### INSTRUCTIONS FOR THE TASK
Please return every line in the following data that includes the string "JSON".

Excerpts from an interface dataset:
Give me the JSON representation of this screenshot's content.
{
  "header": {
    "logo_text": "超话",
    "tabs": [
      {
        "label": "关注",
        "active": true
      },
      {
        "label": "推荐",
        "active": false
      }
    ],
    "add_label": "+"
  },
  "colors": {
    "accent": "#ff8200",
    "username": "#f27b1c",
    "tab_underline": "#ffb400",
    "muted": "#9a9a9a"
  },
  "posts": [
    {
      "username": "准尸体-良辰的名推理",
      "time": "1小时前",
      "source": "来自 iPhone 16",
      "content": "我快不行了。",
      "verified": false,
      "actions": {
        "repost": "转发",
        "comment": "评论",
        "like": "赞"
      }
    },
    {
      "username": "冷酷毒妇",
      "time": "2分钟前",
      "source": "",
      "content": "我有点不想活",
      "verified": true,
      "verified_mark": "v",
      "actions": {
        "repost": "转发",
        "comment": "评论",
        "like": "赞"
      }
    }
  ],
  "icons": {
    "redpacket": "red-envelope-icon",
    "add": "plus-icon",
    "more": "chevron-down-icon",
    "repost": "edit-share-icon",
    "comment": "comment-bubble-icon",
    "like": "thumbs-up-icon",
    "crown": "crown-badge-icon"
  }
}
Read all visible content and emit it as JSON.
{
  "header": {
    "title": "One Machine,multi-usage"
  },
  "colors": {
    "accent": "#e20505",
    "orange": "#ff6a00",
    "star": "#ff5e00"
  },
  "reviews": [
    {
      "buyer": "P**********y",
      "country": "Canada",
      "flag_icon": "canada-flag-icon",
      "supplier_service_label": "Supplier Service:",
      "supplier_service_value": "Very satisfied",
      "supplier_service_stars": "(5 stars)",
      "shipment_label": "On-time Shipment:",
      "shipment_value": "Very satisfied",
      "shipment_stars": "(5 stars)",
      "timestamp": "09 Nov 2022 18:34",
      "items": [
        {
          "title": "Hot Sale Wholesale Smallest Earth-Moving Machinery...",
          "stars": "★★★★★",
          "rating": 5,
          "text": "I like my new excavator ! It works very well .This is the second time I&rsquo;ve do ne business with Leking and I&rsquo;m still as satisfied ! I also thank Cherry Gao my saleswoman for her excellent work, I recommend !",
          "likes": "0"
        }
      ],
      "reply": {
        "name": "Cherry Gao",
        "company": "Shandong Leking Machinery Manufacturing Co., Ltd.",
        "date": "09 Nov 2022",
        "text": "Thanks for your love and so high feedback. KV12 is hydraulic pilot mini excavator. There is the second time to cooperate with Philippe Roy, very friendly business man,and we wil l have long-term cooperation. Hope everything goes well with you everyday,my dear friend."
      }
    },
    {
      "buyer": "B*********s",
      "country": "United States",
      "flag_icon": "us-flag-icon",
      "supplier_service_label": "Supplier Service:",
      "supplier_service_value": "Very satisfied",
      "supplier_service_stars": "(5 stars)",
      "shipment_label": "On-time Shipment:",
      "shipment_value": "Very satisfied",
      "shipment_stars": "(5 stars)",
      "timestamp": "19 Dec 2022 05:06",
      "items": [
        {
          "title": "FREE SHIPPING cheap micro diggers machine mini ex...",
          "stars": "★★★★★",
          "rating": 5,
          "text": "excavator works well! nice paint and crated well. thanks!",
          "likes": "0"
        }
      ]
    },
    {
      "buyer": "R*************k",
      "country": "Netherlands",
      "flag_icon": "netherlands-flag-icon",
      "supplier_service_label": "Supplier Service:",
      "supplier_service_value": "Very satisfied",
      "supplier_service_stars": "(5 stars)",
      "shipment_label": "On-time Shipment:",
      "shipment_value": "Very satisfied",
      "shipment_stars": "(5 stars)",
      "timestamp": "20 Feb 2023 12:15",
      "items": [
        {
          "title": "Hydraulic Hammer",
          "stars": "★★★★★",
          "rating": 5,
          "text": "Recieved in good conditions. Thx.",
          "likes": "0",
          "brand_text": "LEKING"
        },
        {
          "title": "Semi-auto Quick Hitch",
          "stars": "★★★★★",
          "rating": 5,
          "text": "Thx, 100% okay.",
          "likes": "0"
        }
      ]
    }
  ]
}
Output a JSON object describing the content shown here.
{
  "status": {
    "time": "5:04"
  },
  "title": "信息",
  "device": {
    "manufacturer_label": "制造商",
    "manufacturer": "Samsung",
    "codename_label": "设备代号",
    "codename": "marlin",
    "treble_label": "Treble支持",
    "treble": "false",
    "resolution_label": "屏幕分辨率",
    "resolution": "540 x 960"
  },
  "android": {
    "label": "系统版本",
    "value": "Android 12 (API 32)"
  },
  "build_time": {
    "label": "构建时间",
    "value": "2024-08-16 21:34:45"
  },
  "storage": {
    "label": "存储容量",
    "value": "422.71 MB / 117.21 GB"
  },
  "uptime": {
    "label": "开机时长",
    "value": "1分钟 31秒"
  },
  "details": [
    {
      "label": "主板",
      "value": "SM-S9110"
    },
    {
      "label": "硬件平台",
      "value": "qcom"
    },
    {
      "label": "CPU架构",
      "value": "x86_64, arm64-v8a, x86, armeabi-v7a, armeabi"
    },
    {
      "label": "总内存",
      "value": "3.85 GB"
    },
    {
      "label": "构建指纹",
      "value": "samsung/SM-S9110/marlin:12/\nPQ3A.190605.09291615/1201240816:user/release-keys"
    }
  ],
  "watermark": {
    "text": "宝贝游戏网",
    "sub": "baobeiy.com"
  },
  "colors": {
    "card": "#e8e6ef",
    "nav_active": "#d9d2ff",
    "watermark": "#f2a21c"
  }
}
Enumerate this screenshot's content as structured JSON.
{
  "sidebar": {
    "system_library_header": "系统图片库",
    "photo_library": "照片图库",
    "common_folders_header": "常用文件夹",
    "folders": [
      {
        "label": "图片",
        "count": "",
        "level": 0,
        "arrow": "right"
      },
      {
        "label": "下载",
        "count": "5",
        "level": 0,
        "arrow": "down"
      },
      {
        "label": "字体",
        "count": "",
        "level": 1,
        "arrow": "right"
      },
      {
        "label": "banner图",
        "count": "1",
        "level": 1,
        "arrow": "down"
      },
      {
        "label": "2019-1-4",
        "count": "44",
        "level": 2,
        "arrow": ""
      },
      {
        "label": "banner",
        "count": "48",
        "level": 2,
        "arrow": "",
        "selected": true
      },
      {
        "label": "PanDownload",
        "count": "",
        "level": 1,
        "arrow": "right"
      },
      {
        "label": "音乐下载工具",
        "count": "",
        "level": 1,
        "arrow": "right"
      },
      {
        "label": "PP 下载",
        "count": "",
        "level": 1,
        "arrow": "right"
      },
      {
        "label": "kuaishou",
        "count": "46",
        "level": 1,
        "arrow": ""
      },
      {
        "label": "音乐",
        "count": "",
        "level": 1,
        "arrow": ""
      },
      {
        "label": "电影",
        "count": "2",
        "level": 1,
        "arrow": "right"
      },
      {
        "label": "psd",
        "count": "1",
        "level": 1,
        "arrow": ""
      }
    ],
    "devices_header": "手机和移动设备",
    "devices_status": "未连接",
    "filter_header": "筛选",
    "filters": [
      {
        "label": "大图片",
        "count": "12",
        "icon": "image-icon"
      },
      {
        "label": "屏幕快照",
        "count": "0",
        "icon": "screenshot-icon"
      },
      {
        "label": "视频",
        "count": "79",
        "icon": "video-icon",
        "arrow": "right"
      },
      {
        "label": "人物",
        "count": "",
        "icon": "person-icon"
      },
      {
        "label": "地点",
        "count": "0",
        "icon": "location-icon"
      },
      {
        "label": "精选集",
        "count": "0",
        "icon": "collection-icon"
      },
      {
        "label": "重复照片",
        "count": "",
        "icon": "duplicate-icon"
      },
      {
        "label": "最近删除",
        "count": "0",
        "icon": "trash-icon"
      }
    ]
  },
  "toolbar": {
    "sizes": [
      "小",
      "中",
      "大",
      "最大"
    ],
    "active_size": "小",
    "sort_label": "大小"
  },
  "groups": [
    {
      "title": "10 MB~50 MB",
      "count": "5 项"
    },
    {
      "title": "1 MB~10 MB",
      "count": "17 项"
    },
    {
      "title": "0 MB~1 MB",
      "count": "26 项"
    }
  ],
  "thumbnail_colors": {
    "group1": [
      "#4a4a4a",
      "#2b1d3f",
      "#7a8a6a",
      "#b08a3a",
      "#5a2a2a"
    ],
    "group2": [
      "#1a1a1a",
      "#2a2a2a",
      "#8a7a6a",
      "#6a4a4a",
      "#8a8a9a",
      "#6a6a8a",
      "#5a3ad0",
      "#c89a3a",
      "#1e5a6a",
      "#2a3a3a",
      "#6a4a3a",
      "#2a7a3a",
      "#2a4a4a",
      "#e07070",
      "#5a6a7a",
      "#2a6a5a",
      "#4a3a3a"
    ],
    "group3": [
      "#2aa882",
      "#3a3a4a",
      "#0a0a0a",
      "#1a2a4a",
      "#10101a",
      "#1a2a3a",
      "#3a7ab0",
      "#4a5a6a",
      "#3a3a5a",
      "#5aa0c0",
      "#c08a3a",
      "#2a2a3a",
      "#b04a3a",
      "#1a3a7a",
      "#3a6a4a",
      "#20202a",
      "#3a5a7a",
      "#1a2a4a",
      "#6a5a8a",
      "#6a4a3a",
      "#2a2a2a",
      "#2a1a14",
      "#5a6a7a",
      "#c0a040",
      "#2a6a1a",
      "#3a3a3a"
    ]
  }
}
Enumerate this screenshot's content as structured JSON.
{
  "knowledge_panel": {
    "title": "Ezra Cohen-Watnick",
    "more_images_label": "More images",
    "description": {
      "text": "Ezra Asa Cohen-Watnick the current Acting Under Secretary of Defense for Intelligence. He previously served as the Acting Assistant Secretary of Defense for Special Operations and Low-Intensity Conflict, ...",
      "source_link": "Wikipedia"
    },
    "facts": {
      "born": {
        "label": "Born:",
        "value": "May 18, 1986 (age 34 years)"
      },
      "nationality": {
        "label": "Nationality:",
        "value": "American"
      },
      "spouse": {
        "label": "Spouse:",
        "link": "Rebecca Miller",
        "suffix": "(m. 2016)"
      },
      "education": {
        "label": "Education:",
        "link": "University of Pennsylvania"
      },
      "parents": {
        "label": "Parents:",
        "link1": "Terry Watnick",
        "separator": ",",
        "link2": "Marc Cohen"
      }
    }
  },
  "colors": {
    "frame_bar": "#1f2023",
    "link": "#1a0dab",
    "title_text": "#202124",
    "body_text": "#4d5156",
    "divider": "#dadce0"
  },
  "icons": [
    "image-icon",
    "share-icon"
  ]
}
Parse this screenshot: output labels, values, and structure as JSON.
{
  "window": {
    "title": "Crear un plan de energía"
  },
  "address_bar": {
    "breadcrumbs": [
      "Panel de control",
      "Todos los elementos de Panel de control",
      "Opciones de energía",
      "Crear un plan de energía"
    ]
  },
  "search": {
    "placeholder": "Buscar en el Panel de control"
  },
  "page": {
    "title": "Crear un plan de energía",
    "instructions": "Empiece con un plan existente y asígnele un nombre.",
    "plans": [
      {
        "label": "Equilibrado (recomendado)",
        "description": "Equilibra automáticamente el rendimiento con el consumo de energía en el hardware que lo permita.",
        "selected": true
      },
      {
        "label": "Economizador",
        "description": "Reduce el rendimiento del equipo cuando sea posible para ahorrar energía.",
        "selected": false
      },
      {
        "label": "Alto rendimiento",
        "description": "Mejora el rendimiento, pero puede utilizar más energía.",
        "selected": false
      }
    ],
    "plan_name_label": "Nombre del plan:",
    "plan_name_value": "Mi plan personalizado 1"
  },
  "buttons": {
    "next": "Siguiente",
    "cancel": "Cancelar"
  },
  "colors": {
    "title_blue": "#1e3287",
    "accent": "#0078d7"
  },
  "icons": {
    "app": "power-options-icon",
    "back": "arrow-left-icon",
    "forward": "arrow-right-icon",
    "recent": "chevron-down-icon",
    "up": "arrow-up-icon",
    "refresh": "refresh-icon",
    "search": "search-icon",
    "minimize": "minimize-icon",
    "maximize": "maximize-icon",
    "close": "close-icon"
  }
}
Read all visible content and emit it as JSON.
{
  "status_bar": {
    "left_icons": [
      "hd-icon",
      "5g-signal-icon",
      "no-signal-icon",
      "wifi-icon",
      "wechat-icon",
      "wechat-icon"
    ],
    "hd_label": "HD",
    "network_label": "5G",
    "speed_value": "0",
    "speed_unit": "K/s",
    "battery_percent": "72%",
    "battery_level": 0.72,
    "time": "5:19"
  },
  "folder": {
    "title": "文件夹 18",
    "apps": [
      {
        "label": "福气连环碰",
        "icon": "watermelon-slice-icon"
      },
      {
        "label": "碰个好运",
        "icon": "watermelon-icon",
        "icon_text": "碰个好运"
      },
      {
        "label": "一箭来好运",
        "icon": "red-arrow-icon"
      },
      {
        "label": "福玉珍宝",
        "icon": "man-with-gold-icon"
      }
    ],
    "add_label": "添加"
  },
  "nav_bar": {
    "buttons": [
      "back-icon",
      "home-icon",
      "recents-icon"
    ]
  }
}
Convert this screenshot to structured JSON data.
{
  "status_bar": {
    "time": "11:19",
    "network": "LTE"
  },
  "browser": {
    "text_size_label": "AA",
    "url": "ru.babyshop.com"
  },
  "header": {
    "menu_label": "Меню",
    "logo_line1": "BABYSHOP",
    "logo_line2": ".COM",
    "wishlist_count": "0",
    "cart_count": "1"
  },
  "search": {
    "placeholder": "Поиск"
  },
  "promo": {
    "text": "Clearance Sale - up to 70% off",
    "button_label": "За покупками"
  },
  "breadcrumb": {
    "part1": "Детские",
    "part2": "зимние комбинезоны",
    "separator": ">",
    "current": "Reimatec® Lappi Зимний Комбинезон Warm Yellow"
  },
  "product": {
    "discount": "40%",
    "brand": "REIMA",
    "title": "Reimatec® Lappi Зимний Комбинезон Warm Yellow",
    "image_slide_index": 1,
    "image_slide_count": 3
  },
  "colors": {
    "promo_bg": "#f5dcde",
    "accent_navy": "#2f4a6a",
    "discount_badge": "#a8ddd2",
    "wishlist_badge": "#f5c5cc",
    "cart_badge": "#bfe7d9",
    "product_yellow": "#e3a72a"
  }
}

### ANSWER TO THIS PROBLEM
Give me the JSON representation of this screenshot's content.
Read all visible content and emit it as JSON.
Output a JSON object describing the content shown here.
Enumerate this screenshot's content as structured JSON.
Enumerate this screenshot's content as structured JSON.
Parse this screenshot: output labels, values, and structure as JSON.
Read all visible content and emit it as JSON.
Convert this screenshot to structured JSON data.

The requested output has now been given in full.